Deputy-Ombudsman Jussi Pajuoja launched an own-initiative investigation of the impacts of the police department reform on police officers' linguistic eligibility and on whether the language skill requirements prevent recruitments to temporary asylum investigations.
Administrative reform brought more stringent language skill requirements
Some monolingual and bilingual police departments were merged at the beginning of 2014. Hundreds of police officers became unqualified in terms of their language skills, as the language skill requirements of bilingual police departments are more stringent than those placed on monolingual units. These employees preserved their linguistic eligibility for the posts they held at the time, but when applying for a new post or a temporary position, they must meet the new requirements.
The Deputy-Ombudsman stressed the importance of securing the availability of bilingual police services. However, it is problematic that public servants were, through no fault of their own, placed in a situation where the language skill requirements prevent their progress on their careers, even if they are otherwise competent and qualified.
The National Police Board supported the personnel in achieving the required language proficiency. Some 500 police officers where originally within the scope of the support measures. In summer 2015, there were 126 police officers who did not meet the linguistic eligibility requirements.
The Deputy-Ombudsman requested that the Ministry of Justice assess if the dispensation procedure could be applied more flexibly. If necessary, exemptions from the linguistic eligibility requirements could also be laid down in a Government decree. This possibility has been rarely used in the police administration.
New legislative solutions for exceptional situations?
Over 30,000 asylum seekers reached Finland in 2015, which was some ten times more than the year before. This also affected the workload of the police, initially in the context of asylum investigations and later in repatriations of asylum seekers.
Temporary recruitment of retired police officers to carry out asylum investigation duties was in individual cases prevented by the language skill requirements, even if proficiency in Swedish is not particularly relevant to the investigations. This also applies to repatriations.
In the Deputy-Ombudsman's view, the use of temporary public service employment relationships would be justified in the current asylum seeker situation. It is usually possible to appoint under-qualified persons to temporary positions if qualified persons are not available. The National Police Board enforced its policy strictly, however, and linguistic eligibility was also required in temporary positions.
Deputy-Ombudsman Pajuoja stresses in his decision that the Ministry of the Interior should assess whether the legislation on police officers' language skill requirements needs to be developed if it is considered to block the necessary temporary recruitments in the conditions of an exceptional workload. Ultimately, the level of practical language skills needed to process asylum seekers appropriately and, in general, encounter unexpected new situations, should be evaluated.
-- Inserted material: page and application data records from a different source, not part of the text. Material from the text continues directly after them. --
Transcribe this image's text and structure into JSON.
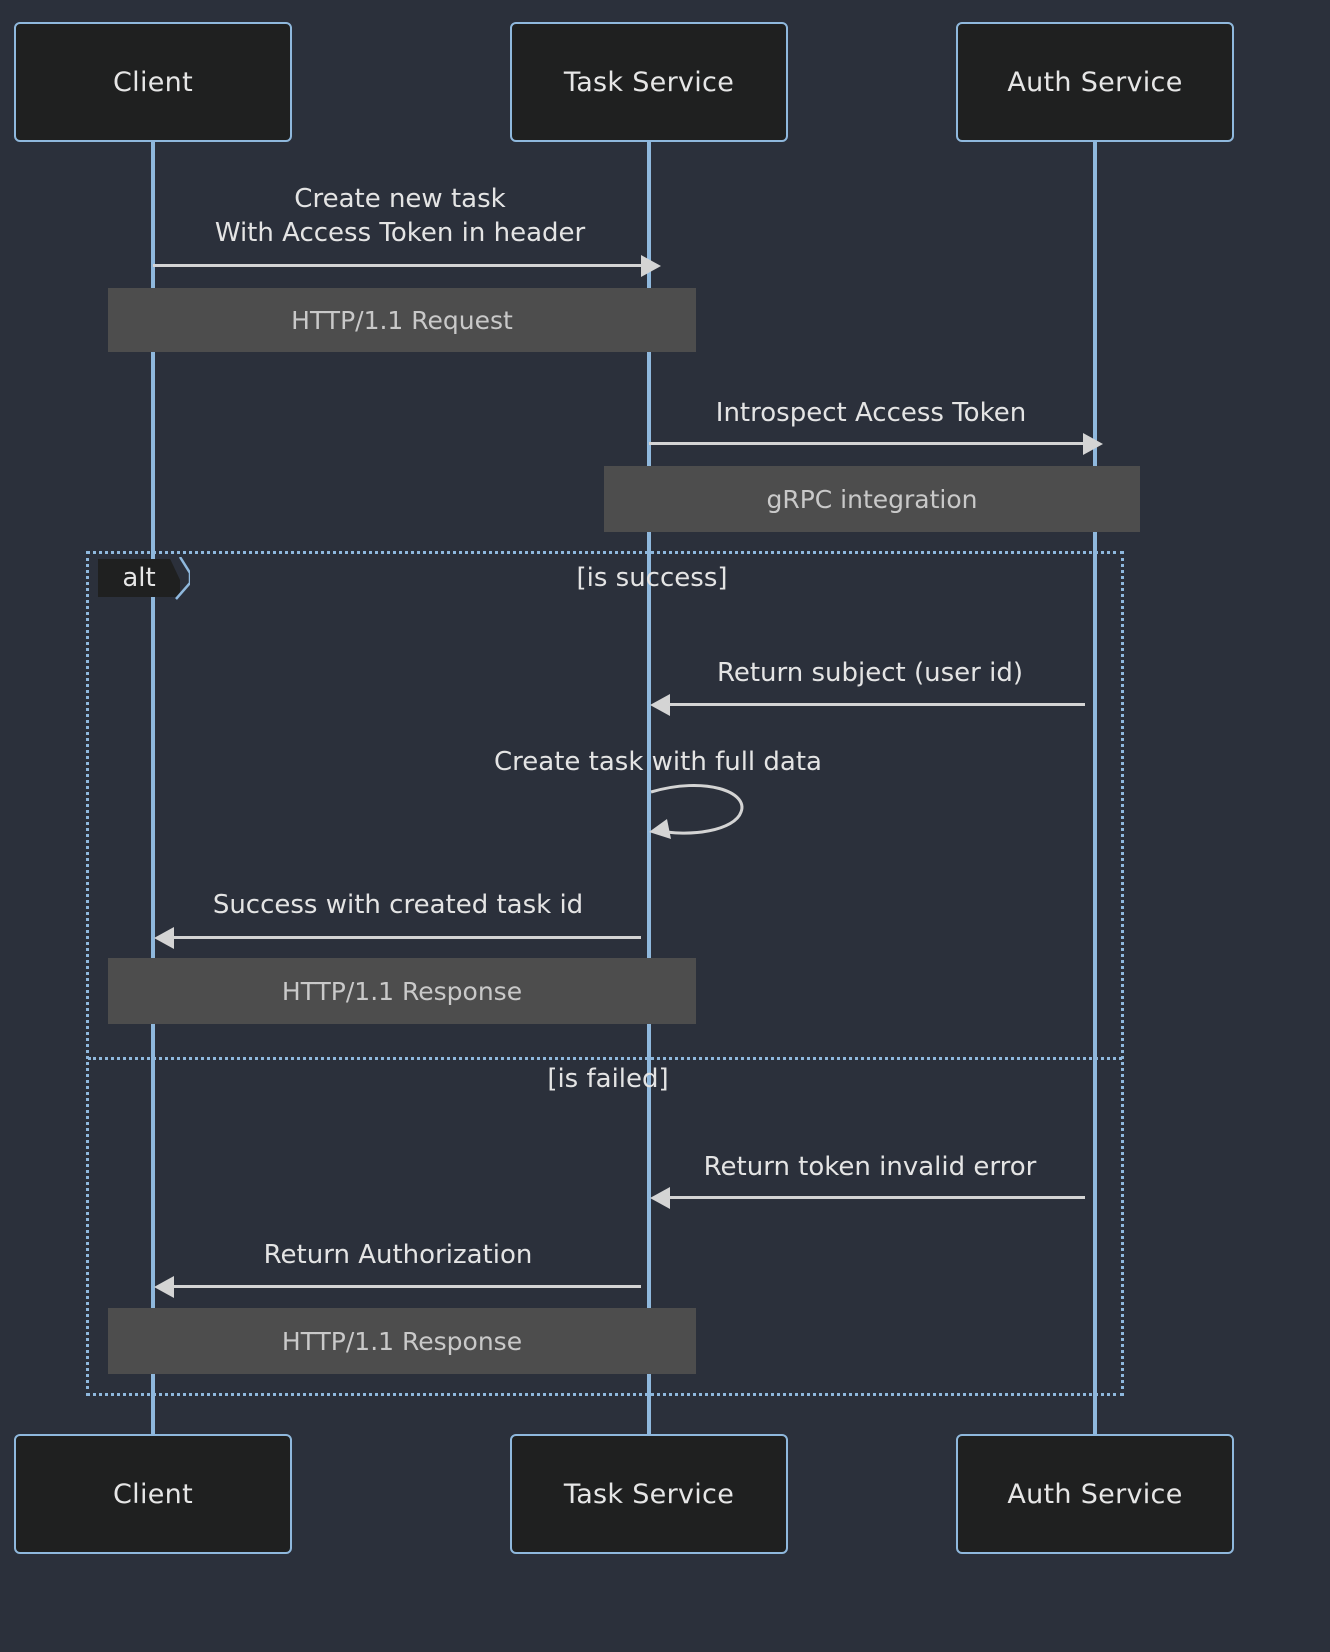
{
  "diagram": {
    "type": "sequence-diagram",
    "background_color": "#2b303b",
    "participant_fill": "#1f2020",
    "participant_border": "#8fb8dd",
    "lifeline_color": "#8fb8dd",
    "note_fill": "#4d4d4d",
    "note_text_color": "#c9c9c9",
    "arrow_color": "#d4d4d4",
    "text_color": "#e4e4e4"
  },
  "participants": [
    {
      "id": "client",
      "label": "Client"
    },
    {
      "id": "task",
      "label": "Task Service"
    },
    {
      "id": "auth",
      "label": "Auth Service"
    }
  ],
  "participants_bottom": [
    {
      "id": "client",
      "label": "Client"
    },
    {
      "id": "task",
      "label": "Task Service"
    },
    {
      "id": "auth",
      "label": "Auth Service"
    }
  ],
  "messages": [
    {
      "id": "m1",
      "from": "client",
      "to": "task",
      "line1": "Create new task",
      "line2": "With Access Token in header",
      "direction": "right"
    },
    {
      "id": "m2",
      "from": "task",
      "to": "auth",
      "line1": "Introspect Access Token",
      "direction": "right"
    },
    {
      "id": "m3",
      "from": "auth",
      "to": "task",
      "line1": "Return subject (user id)",
      "direction": "left"
    },
    {
      "id": "m4",
      "from": "task",
      "to": "task",
      "line1": "Create task with full data",
      "direction": "self"
    },
    {
      "id": "m5",
      "from": "task",
      "to": "client",
      "line1": "Success with created task id",
      "direction": "left"
    },
    {
      "id": "m6",
      "from": "auth",
      "to": "task",
      "line1": "Return token invalid error",
      "direction": "left"
    },
    {
      "id": "m7",
      "from": "task",
      "to": "client",
      "line1": "Return Authorization",
      "direction": "left"
    }
  ],
  "notes": [
    {
      "id": "n1",
      "label": "HTTP/1.1 Request"
    },
    {
      "id": "n2",
      "label": "gRPC integration"
    },
    {
      "id": "n3",
      "label": "HTTP/1.1 Response"
    },
    {
      "id": "n4",
      "label": "HTTP/1.1 Response"
    }
  ],
  "fragment": {
    "kind": "alt",
    "tag": "alt",
    "branches": [
      {
        "id": "b1",
        "condition": "[is success]"
      },
      {
        "id": "b2",
        "condition": "[is failed]"
      }
    ]
  }
}
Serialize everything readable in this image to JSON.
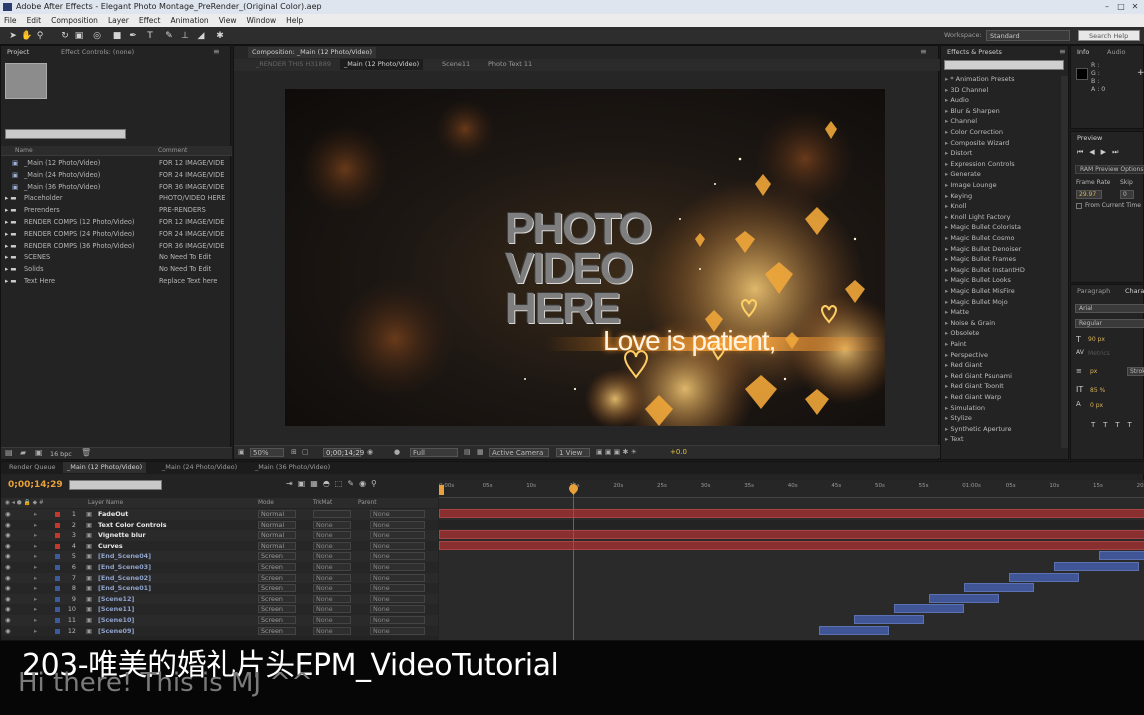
{
  "window": {
    "title": "Adobe After Effects - Elegant Photo Montage_PreRender_(Original Color).aep"
  },
  "menu": [
    "File",
    "Edit",
    "Composition",
    "Layer",
    "Effect",
    "Animation",
    "View",
    "Window",
    "Help"
  ],
  "toolbar": {
    "workspace_label": "Workspace:",
    "workspace_value": "Standard",
    "search_placeholder": "Search Help"
  },
  "project": {
    "tabs": [
      "Project",
      "Effect Controls: (none)"
    ],
    "columns": [
      "Name",
      "Comment"
    ],
    "items": [
      {
        "name": "_Main (12 Photo/Video)",
        "comment": "FOR 12 IMAGE/VIDE",
        "type": "comp"
      },
      {
        "name": "_Main (24 Photo/Video)",
        "comment": "FOR 24 IMAGE/VIDE",
        "type": "comp"
      },
      {
        "name": "_Main (36 Photo/Video)",
        "comment": "FOR 36 IMAGE/VIDE",
        "type": "comp"
      },
      {
        "name": "Placeholder",
        "comment": "PHOTO/VIDEO HERE",
        "type": "folder"
      },
      {
        "name": "Prerenders",
        "comment": "PRE-RENDERS",
        "type": "folder"
      },
      {
        "name": "RENDER COMPS (12 Photo/Video)",
        "comment": "FOR 12 IMAGE/VIDE",
        "type": "folder"
      },
      {
        "name": "RENDER COMPS (24 Photo/Video)",
        "comment": "FOR 24 IMAGE/VIDE",
        "type": "folder"
      },
      {
        "name": "RENDER COMPS (36 Photo/Video)",
        "comment": "FOR 36 IMAGE/VIDE",
        "type": "folder"
      },
      {
        "name": "SCENES",
        "comment": "No Need To Edit",
        "type": "folder"
      },
      {
        "name": "Solids",
        "comment": "No Need To Edit",
        "type": "folder"
      },
      {
        "name": "Text Here",
        "comment": "Replace Text here",
        "type": "folder"
      }
    ],
    "bpc": "16 bpc"
  },
  "composition": {
    "tab": "Composition: _Main (12 Photo/Video)",
    "breadcrumbs": [
      "_RENDER THIS H31889",
      "_Main (12 Photo/Video)",
      "Scene11",
      "Photo Text 11"
    ],
    "preview_text": {
      "line1": "PHOTO",
      "line2": "VIDEO",
      "line3": "HERE",
      "caption": "Love is patient,"
    },
    "footer": {
      "zoom": "50%",
      "timecode": "0;00;14;29",
      "resolution": "Full",
      "camera": "Active Camera",
      "view": "1 View",
      "exposure": "+0.0"
    }
  },
  "effects": {
    "tab": "Effects & Presets",
    "items": [
      "* Animation Presets",
      "3D Channel",
      "Audio",
      "Blur & Sharpen",
      "Channel",
      "Color Correction",
      "Composite Wizard",
      "Distort",
      "Expression Controls",
      "Generate",
      "Image Lounge",
      "Keying",
      "Knoll",
      "Knoll Light Factory",
      "Magic Bullet Colorista",
      "Magic Bullet Cosmo",
      "Magic Bullet Denoiser",
      "Magic Bullet Frames",
      "Magic Bullet InstantHD",
      "Magic Bullet Looks",
      "Magic Bullet MisFire",
      "Magic Bullet Mojo",
      "Matte",
      "Noise & Grain",
      "Obsolete",
      "Paint",
      "Perspective",
      "Red Giant",
      "Red Giant Psunami",
      "Red Giant ToonIt",
      "Red Giant Warp",
      "Simulation",
      "Stylize",
      "Synthetic Aperture",
      "Text"
    ]
  },
  "info": {
    "tabs": [
      "Info",
      "Audio"
    ],
    "values": [
      "R :",
      "G :",
      "B :",
      "A : 0"
    ]
  },
  "preview": {
    "tab": "Preview",
    "ram_option": "RAM Preview Options",
    "frame_rate_label": "Frame Rate",
    "skip_label": "Skip",
    "frame_rate": "29.97",
    "skip": "0",
    "from_current": "From Current Time"
  },
  "paragraph": {
    "tabs": [
      "Paragraph",
      "Chara"
    ],
    "font": "Arial",
    "style": "Regular",
    "size": "90 px",
    "metrics": "Metrics",
    "stroke": "px",
    "stroke_label": "Strok",
    "vscale": "85 %",
    "baseline": "0 px"
  },
  "timeline": {
    "tabs": [
      "Render Queue",
      "_Main (12 Photo/Video)",
      "_Main (24 Photo/Video)",
      "_Main (36 Photo/Video)"
    ],
    "timecode": "0;00;14;29",
    "header": {
      "layer_name": "Layer Name",
      "mode": "Mode",
      "trkmat": "TrkMat",
      "parent": "Parent"
    },
    "ruler": [
      "0:00s",
      "05s",
      "10s",
      "15s",
      "20s",
      "25s",
      "30s",
      "35s",
      "40s",
      "45s",
      "50s",
      "55s",
      "01:00s",
      "05s",
      "10s",
      "15s",
      "20s"
    ],
    "layers": [
      {
        "num": "1",
        "name": "FadeOut",
        "color": "#c0392b",
        "mode": "Normal",
        "trkmat": "",
        "parent": "None"
      },
      {
        "num": "2",
        "name": "Text Color Controls",
        "color": "#c0392b",
        "mode": "Normal",
        "trkmat": "None",
        "parent": "None"
      },
      {
        "num": "3",
        "name": "Vignette blur",
        "color": "#c0392b",
        "mode": "Normal",
        "trkmat": "None",
        "parent": "None"
      },
      {
        "num": "4",
        "name": "Curves",
        "color": "#c0392b",
        "mode": "Normal",
        "trkmat": "None",
        "parent": "None"
      },
      {
        "num": "5",
        "name": "[End_Scene04]",
        "color": "#3d5a9e",
        "mode": "Screen",
        "trkmat": "None",
        "parent": "None"
      },
      {
        "num": "6",
        "name": "[End_Scene03]",
        "color": "#3d5a9e",
        "mode": "Screen",
        "trkmat": "None",
        "parent": "None"
      },
      {
        "num": "7",
        "name": "[End_Scene02]",
        "color": "#3d5a9e",
        "mode": "Screen",
        "trkmat": "None",
        "parent": "None"
      },
      {
        "num": "8",
        "name": "[End_Scene01]",
        "color": "#3d5a9e",
        "mode": "Screen",
        "trkmat": "None",
        "parent": "None"
      },
      {
        "num": "9",
        "name": "[Scene12]",
        "color": "#3d5a9e",
        "mode": "Screen",
        "trkmat": "None",
        "parent": "None"
      },
      {
        "num": "10",
        "name": "[Scene11]",
        "color": "#3d5a9e",
        "mode": "Screen",
        "trkmat": "None",
        "parent": "None"
      },
      {
        "num": "11",
        "name": "[Scene10]",
        "color": "#3d5a9e",
        "mode": "Screen",
        "trkmat": "None",
        "parent": "None"
      },
      {
        "num": "12",
        "name": "[Scene09]",
        "color": "#3d5a9e",
        "mode": "Screen",
        "trkmat": "None",
        "parent": "None"
      }
    ]
  },
  "overlay": {
    "subtitle": "203-唯美的婚礼片头EPM_VideoTutorial",
    "greeting": "Hi there! This is MJ ^^"
  },
  "colors": {
    "accent_orange": "#e8a13a",
    "timeline_red": "#8a2f2f",
    "timeline_blue": "#3f5596",
    "playhead": "#d6372a"
  }
}
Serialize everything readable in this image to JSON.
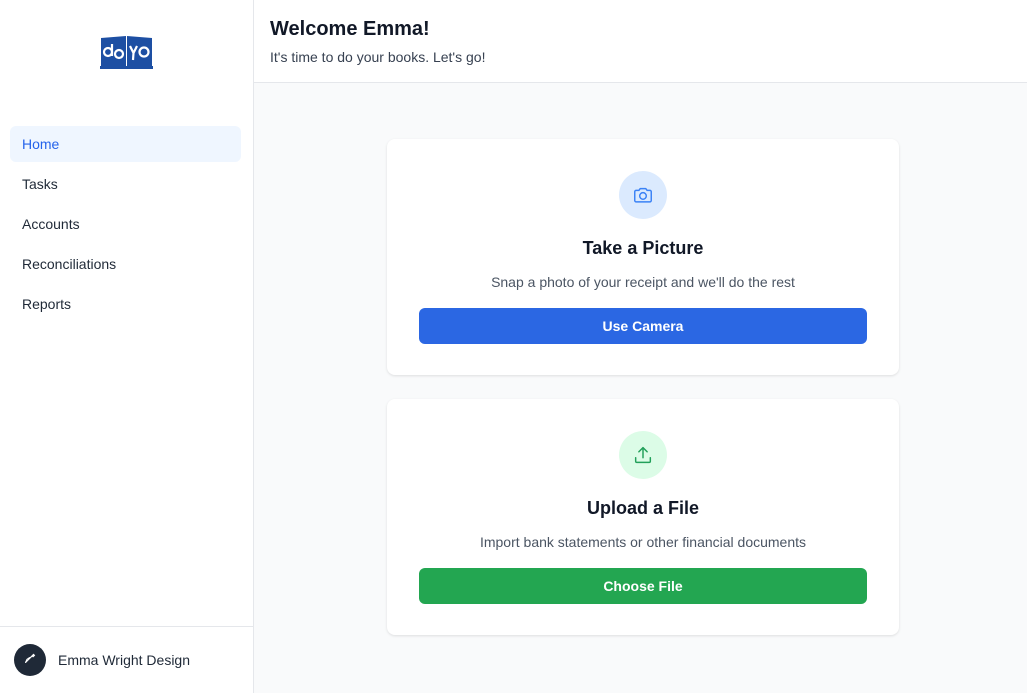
{
  "brand": {
    "logo_text": "doyo",
    "color": "#1d4fa3"
  },
  "sidebar": {
    "items": [
      {
        "label": "Home",
        "active": true
      },
      {
        "label": "Tasks"
      },
      {
        "label": "Accounts"
      },
      {
        "label": "Reconciliations"
      },
      {
        "label": "Reports"
      }
    ],
    "footer": {
      "org_name": "Emma Wright Design",
      "avatar_icon": "pen-nib-icon"
    }
  },
  "header": {
    "title": "Welcome Emma!",
    "subtitle": "It's time to do your books. Let's go!"
  },
  "cards": {
    "camera": {
      "icon": "camera-icon",
      "title": "Take a Picture",
      "description": "Snap a photo of your receipt and we'll do the rest",
      "button_label": "Use Camera",
      "accent": "#2b67e3"
    },
    "upload": {
      "icon": "upload-icon",
      "title": "Upload a File",
      "description": "Import bank statements or other financial documents",
      "button_label": "Choose File",
      "accent": "#23a651"
    }
  }
}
Further information is available from Senior Legal Adviser Mikko Sarja, tel. +358 (0)9 432 3364.